Not only are subject guides full of useful resources, they also link to other library guides, such as CLaSS, Referencing, and Disability Services. One of the most popular guides is Assistive Technology, which had 6099 views over the year – an average of 607 times a month. Other popular guides include Distance Learners, Maths Learning Centre and Library Search.

Find the subject guides here and the library services guides here.

hip hop display

Hip Hop: Art, Music and Fashion

Yo what’s up? Check out the hip hop displays by MC Ann of the Kimberlin crew. Hip hop is not just music, it’s a way of life, straight up. The bling, the threads, the beats. Breakdancing, street art, urban style. Hip hop became popular in the 80s and early 90s but its roots go back a long way. The music grew out of genres such as reggae, jazz and gospel, fusing with New York’s black youth culture. Unique fashion styles and graffiti art combined with rap and turntables to create the hip hop phenomenon. Have a look at these books and posters, which channel the freshness, power and creativity of hip hop.
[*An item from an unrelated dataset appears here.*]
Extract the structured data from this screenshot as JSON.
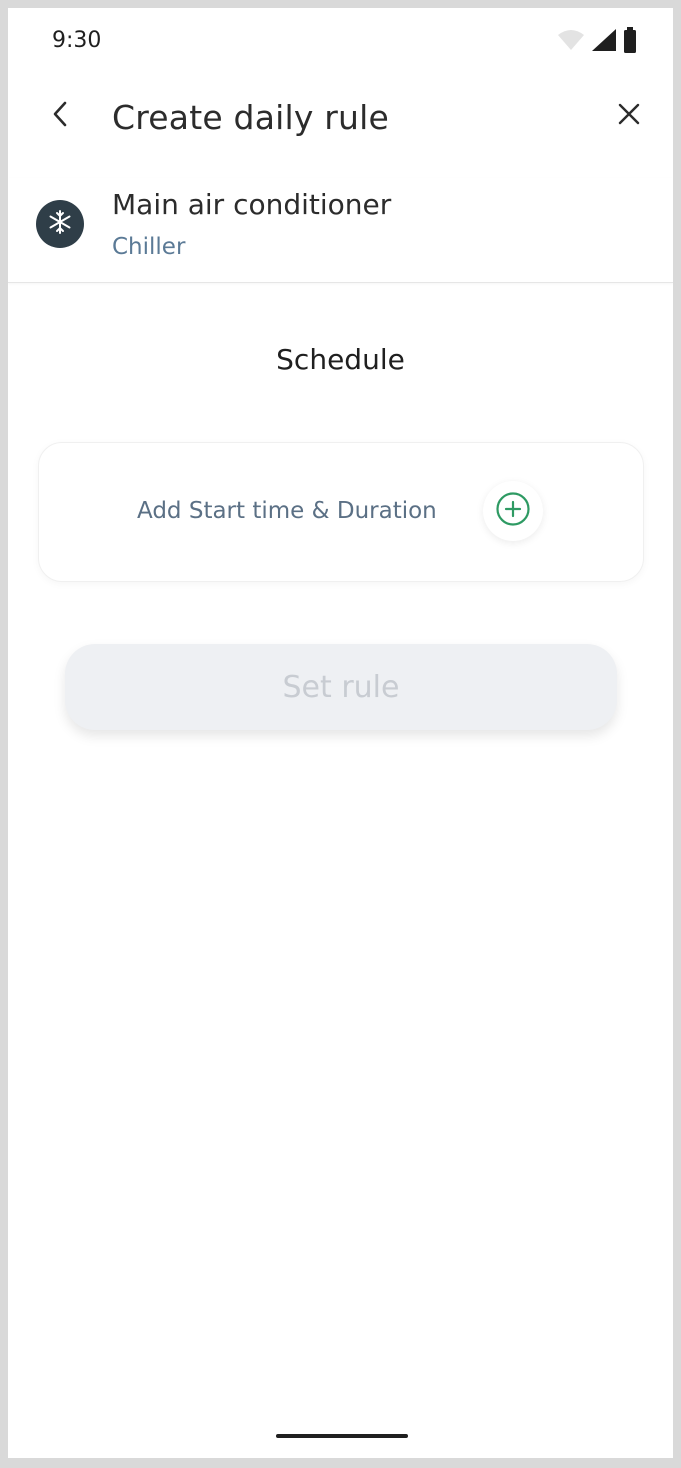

The displays are in the cabinets between the first and second floors of the Library.

We’re in the mix, keepin’ it real.


hip hop displayhip hop displayhip hop display